> [EXERCISE GOAL] The entries below are to be retyped exactly. Preserve every word.

(Stored items)
================

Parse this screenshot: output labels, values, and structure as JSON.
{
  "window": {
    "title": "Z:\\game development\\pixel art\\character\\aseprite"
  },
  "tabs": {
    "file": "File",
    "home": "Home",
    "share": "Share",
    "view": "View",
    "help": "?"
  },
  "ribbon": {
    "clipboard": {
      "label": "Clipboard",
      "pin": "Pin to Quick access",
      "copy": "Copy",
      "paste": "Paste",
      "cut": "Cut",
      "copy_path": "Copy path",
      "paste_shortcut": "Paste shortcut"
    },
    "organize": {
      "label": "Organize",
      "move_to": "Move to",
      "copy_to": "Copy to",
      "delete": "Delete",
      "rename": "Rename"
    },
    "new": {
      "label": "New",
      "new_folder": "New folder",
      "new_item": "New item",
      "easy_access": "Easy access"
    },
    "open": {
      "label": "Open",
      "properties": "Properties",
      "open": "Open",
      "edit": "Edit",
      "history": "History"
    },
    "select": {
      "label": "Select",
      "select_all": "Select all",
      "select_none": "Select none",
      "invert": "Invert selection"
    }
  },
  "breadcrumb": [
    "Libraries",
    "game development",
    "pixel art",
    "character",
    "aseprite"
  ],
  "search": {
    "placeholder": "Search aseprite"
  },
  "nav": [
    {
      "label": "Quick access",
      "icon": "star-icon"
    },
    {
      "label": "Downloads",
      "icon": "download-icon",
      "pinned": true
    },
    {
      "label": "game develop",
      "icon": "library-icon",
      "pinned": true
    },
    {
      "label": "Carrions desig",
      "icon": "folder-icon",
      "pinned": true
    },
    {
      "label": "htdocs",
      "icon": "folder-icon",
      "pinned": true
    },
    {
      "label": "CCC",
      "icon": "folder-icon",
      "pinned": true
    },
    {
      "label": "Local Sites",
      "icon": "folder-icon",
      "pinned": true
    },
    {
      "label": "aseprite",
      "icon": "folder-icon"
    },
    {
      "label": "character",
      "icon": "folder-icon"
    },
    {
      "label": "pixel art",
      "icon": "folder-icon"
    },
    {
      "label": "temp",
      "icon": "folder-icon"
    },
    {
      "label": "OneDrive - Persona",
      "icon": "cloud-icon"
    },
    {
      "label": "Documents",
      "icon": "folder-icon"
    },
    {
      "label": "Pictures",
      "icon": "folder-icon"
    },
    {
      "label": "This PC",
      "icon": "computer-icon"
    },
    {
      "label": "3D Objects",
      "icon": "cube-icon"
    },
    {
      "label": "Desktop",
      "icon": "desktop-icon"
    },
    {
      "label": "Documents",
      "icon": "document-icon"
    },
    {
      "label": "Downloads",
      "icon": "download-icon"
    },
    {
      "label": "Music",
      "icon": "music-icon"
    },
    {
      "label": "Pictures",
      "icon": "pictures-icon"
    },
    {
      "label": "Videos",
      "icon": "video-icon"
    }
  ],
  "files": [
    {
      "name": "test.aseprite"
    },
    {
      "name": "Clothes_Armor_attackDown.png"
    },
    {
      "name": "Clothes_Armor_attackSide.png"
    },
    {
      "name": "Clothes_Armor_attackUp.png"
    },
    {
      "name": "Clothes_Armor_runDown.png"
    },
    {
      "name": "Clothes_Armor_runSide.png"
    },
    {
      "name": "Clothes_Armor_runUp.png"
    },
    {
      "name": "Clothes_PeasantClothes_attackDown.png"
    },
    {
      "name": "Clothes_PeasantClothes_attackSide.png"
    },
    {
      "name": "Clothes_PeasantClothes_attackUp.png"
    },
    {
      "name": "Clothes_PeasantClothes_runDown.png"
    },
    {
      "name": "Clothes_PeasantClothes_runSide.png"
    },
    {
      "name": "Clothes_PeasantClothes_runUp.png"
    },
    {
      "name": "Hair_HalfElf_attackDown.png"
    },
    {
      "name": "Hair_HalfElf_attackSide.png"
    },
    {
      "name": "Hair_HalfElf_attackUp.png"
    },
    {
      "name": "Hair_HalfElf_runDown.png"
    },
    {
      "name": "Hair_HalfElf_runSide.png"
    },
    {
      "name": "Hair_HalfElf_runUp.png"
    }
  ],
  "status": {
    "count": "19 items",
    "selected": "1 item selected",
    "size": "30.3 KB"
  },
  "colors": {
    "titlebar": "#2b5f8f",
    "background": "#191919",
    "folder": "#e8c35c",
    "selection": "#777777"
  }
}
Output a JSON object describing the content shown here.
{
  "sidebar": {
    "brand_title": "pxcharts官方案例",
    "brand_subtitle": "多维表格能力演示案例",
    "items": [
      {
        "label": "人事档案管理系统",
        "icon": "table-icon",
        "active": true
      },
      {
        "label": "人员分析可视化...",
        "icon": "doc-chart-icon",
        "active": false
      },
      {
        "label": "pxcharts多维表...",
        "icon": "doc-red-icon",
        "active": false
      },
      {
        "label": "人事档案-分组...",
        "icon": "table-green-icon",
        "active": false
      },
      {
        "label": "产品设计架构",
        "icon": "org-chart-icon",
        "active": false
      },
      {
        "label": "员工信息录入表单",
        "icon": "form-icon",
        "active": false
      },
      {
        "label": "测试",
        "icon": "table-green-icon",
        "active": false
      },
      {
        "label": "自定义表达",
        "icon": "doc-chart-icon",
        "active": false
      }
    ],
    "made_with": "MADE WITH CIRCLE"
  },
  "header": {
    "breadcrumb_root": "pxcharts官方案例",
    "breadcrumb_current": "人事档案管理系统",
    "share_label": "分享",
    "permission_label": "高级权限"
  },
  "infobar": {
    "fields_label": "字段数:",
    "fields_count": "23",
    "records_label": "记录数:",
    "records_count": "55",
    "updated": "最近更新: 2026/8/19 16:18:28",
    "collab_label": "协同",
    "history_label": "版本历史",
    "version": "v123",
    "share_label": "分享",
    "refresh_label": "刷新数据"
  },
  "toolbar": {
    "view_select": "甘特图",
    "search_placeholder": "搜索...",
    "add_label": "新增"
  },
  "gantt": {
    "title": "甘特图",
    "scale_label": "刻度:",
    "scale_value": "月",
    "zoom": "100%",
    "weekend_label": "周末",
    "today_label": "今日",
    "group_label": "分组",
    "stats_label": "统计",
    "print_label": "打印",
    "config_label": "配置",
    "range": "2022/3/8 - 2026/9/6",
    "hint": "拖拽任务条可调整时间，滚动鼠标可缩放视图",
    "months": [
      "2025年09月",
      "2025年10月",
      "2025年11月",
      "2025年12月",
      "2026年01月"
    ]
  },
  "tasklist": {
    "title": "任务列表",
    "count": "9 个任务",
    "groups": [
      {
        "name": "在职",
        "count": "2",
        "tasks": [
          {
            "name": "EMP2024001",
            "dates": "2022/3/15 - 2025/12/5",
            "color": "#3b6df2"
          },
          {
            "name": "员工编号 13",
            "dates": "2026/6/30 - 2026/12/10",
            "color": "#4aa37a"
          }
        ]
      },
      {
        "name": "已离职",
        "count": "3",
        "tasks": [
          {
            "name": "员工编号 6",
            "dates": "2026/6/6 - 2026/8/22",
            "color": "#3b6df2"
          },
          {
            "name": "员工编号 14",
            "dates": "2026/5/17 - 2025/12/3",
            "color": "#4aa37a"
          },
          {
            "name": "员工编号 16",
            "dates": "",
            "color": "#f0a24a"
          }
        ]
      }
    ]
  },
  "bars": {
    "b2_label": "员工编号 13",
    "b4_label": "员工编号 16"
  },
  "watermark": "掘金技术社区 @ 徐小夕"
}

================

> [EXERCISE RESPONSE]
Parse this screenshot: output labels, values, and structure as JSON.
{
  "window": {
    "title": "Z:\\game development\\pixel art\\character\\aseprite"
  },
  "tabs": {
    "file": "File",
    "home": "Home",
    "share": "Share",
    "view": "View",
    "help": "?"
  },
  "ribbon": {
    "clipboard": {
      "label": "Clipboard",
      "pin": "Pin to Quick access",
      "copy": "Copy",
      "paste": "Paste",
      "cut": "Cut",
      "copy_path": "Copy path",
      "paste_shortcut": "Paste shortcut"
    },
    "organize": {
      "label": "Organize",
      "move_to": "Move to",
      "copy_to": "Copy to",
      "delete": "Delete",
      "rename": "Rename"
    },
    "new": {
      "label": "New",
      "new_folder": "New folder",
      "new_item": "New item",
      "easy_access": "Easy access"
    },
    "open": {
      "label": "Open",
      "properties": "Properties",
      "open": "Open",
      "edit": "Edit",
      "history": "History"
    },
    "select": {
      "label": "Select",
      "select_all": "Select all",
      "select_none": "Select none",
      "invert": "Invert selection"
    }
  },
  "breadcrumb": [
    "Libraries",
    "game development",
    "pixel art",
    "character",
    "aseprite"
  ],
  "search": {
    "placeholder": "Search aseprite"
  },
  "nav": [
    {
      "label": "Quick access",
      "icon": "star-icon"
    },
    {
      "label": "Downloads",
      "icon": "download-icon",
      "pinned": true
    },
    {
      "label": "game develop",
      "icon": "library-icon",
      "pinned": true
    },
    {
      "label": "Carrions desig",
      "icon": "folder-icon",
      "pinned": true
    },
    {
      "label": "htdocs",
      "icon": "folder-icon",
      "pinned": true
    },
    {
      "label": "CCC",
      "icon": "folder-icon",
      "pinned": true
    },
    {
      "label": "Local Sites",
      "icon": "folder-icon",
      "pinned": true
    },
    {
      "label": "aseprite",
      "icon": "folder-icon"
    },
    {
      "label": "character",
      "icon": "folder-icon"
    },
    {
      "label": "pixel art",
      "icon": "folder-icon"
    },
    {
      "label": "temp",
      "icon": "folder-icon"
    },
    {
      "label": "OneDrive - Persona",
      "icon": "cloud-icon"
    },
    {
      "label": "Documents",
      "icon": "folder-icon"
    },
    {
      "label": "Pictures",
      "icon": "folder-icon"
    },
    {
      "label": "This PC",
      "icon": "computer-icon"
    },
    {
      "label": "3D Objects",
      "icon": "cube-icon"
    },
    {
      "label": "Desktop",
      "icon": "desktop-icon"
    },
    {
      "label": "Documents",
      "icon": "document-icon"
    },
    {
      "label": "Downloads",
      "icon": "download-icon"
    },
    {
      "label": "Music",
      "icon": "music-icon"
    },
    {
      "label": "Pictures",
      "icon": "pictures-icon"
    },
    {
      "label": "Videos",
      "icon": "video-icon"
    }
  ],
  "files": [
    {
      "name": "test.aseprite"
    },
    {
      "name": "Clothes_Armor_attackDown.png"
    },
    {
      "name": "Clothes_Armor_attackSide.png"
    },
    {
      "name": "Clothes_Armor_attackUp.png"
    },
    {
      "name": "Clothes_Armor_runDown.png"
    },
    {
      "name": "Clothes_Armor_runSide.png"
    },
    {
      "name": "Clothes_Armor_runUp.png"
    },
    {
      "name": "Clothes_PeasantClothes_attackDown.png"
    },
    {
      "name": "Clothes_PeasantClothes_attackSide.png"
    },
    {
      "name": "Clothes_PeasantClothes_attackUp.png"
    },
    {
      "name": "Clothes_PeasantClothes_runDown.png"
    },
    {
      "name": "Clothes_PeasantClothes_runSide.png"
    },
    {
      "name": "Clothes_PeasantClothes_runUp.png"
    },
    {
      "name": "Hair_HalfElf_attackDown.png"
    },
    {
      "name": "Hair_HalfElf_attackSide.png"
    },
    {
      "name": "Hair_HalfElf_attackUp.png"
    },
    {
      "name": "Hair_HalfElf_runDown.png"
    },
    {
      "name": "Hair_HalfElf_runSide.png"
    },
    {
      "name": "Hair_HalfElf_runUp.png"
    }
  ],
  "status": {
    "count": "19 items",
    "selected": "1 item selected",
    "size": "30.3 KB"
  },
  "colors": {
    "titlebar": "#2b5f8f",
    "background": "#191919",
    "folder": "#e8c35c",
    "selection": "#777777"
  }
}
Output a JSON object describing the content shown here.
{
  "sidebar": {
    "brand_title": "pxcharts官方案例",
    "brand_subtitle": "多维表格能力演示案例",
    "items": [
      {
        "label": "人事档案管理系统",
        "icon": "table-icon",
        "active": true
      },
      {
        "label": "人员分析可视化...",
        "icon": "doc-chart-icon",
        "active": false
      },
      {
        "label": "pxcharts多维表...",
        "icon": "doc-red-icon",
        "active": false
      },
      {
        "label": "人事档案-分组...",
        "icon": "table-green-icon",
        "active": false
      },
      {
        "label": "产品设计架构",
        "icon": "org-chart-icon",
        "active": false
      },
      {
        "label": "员工信息录入表单",
        "icon": "form-icon",
        "active": false
      },
      {
        "label": "测试",
        "icon": "table-green-icon",
        "active": false
      },
      {
        "label": "自定义表达",
        "icon": "doc-chart-icon",
        "active": false
      }
    ],
    "made_with": "MADE WITH CIRCLE"
  },
  "header": {
    "breadcrumb_root": "pxcharts官方案例",
    "breadcrumb_current": "人事档案管理系统",
    "share_label": "分享",
    "permission_label": "高级权限"
  },
  "infobar": {
    "fields_label": "字段数:",
    "fields_count": "23",
    "records_label": "记录数:",
    "records_count": "55",
    "updated": "最近更新: 2026/8/19 16:18:28",
    "collab_label": "协同",
    "history_label": "版本历史",
    "version": "v123",
    "share_label": "分享",
    "refresh_label": "刷新数据"
  },
  "toolbar": {
    "view_select": "甘特图",
    "search_placeholder": "搜索...",
    "add_label": "新增"
  },
  "gantt": {
    "title": "甘特图",
    "scale_label": "刻度:",
    "scale_value": "月",
    "zoom": "100%",
    "weekend_label": "周末",
    "today_label": "今日",
    "group_label": "分组",
    "stats_label": "统计",
    "print_label": "打印",
    "config_label": "配置",
    "range": "2022/3/8 - 2026/9/6",
    "hint": "拖拽任务条可调整时间，滚动鼠标可缩放视图",
    "months": [
      "2025年09月",
      "2025年10月",
      "2025年11月",
      "2025年12月",
      "2026年01月"
    ]
  },
  "tasklist": {
    "title": "任务列表",
    "count": "9 个任务",
    "groups": [
      {
        "name": "在职",
        "count": "2",
        "tasks": [
          {
            "name": "EMP2024001",
            "dates": "2022/3/15 - 2025/12/5",
            "color": "#3b6df2"
          },
          {
            "name": "员工编号 13",
            "dates": "2026/6/30 - 2026/12/10",
            "color": "#4aa37a"
          }
        ]
      },
      {
        "name": "已离职",
        "count": "3",
        "tasks": [
          {
            "name": "员工编号 6",
            "dates": "2026/6/6 - 2026/8/22",
            "color": "#3b6df2"
          },
          {
            "name": "员工编号 14",
            "dates": "2026/5/17 - 2025/12/3",
            "color": "#4aa37a"
          },
          {
            "name": "员工编号 16",
            "dates": "",
            "color": "#f0a24a"
          }
        ]
      }
    ]
  },
  "bars": {
    "b2_label": "员工编号 13",
    "b4_label": "员工编号 16"
  },
  "watermark": "掘金技术社区 @ 徐小夕"
}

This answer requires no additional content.